3. When you have agreed to the contract you will probably get the chance to do the first rewrite on your screenplay. Please note that I said “probably”. First you will have meetings with the producer(s), their assistants, their development executives and possibly a studio executive or two. If you are good in the meetings (see Chapter 21, in my book, “MIND YOUR BUSINESS: A Hollywood Literary Agent’s Guide To Your Writing Career”) you will begin the rewrite.
4. Once you turn in that first rewrite things begin to get tricky. Inevitably there will be requests for more rewrites. The question as to who will do these next rewrites is up to the studio and producers. You and your agent will have no say in this decision. If you read your contract carefully you will note that further rewrites by you are “optional”. This means that the studio has the right to either hire you or someone else to do those rewrites. All new writers have this in their contracts. There is no getting around it.
5. Try as you might, you will never be able to second guess what these studio executives will decide nor why they will make those particular decisions. You will probably never know why another writer is hired to rewrite you. They won’t tell your agent and they certainly won’t tell you. There are innumerable scenarios that may occur. The studio may owe another writer for a different project that didn’t go forward, or the producer has a friend that they want to give some work to, or, over lunch, the studio executive mentioned your project to another writer who came up with ideas that the executive loved, or there was some other situation that has arisen. It’s a moot point, so move ahead and work on your next project.
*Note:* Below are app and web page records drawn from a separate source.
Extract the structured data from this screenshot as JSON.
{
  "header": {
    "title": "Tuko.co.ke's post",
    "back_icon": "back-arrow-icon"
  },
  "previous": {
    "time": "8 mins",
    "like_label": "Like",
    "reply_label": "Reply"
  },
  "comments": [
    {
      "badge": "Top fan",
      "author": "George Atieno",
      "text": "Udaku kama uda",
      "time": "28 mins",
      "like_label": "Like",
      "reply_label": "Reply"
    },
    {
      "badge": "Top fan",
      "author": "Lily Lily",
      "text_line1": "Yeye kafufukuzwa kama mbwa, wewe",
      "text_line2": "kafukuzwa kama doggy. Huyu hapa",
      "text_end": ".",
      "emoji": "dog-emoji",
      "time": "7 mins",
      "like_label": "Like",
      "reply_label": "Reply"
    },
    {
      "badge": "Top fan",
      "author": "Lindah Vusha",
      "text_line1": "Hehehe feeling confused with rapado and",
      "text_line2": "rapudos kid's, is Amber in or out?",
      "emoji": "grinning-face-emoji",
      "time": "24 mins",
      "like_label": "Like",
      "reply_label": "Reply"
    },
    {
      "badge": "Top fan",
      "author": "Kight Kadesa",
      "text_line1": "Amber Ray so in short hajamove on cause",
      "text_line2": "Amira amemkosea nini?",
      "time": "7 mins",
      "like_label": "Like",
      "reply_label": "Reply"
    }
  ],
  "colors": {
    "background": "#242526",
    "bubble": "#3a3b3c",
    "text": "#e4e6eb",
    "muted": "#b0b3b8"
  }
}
6. Remember that your purchase price and production bonus are often tied to your on-screen credit. In the event you share that screen credit with other writers, your fees will be diminished. The screen credit will be determined by an impartial panel at the Writers Guild of America.
My final comments are for you to simply do the best job you can and keep moving forward. If you are responsible, agreeable, creative and clever, you will eventually have more power and decision making choices. Remember that this is the beginning of your writing career and that, like other industries, you will find that your status will improve with each new project.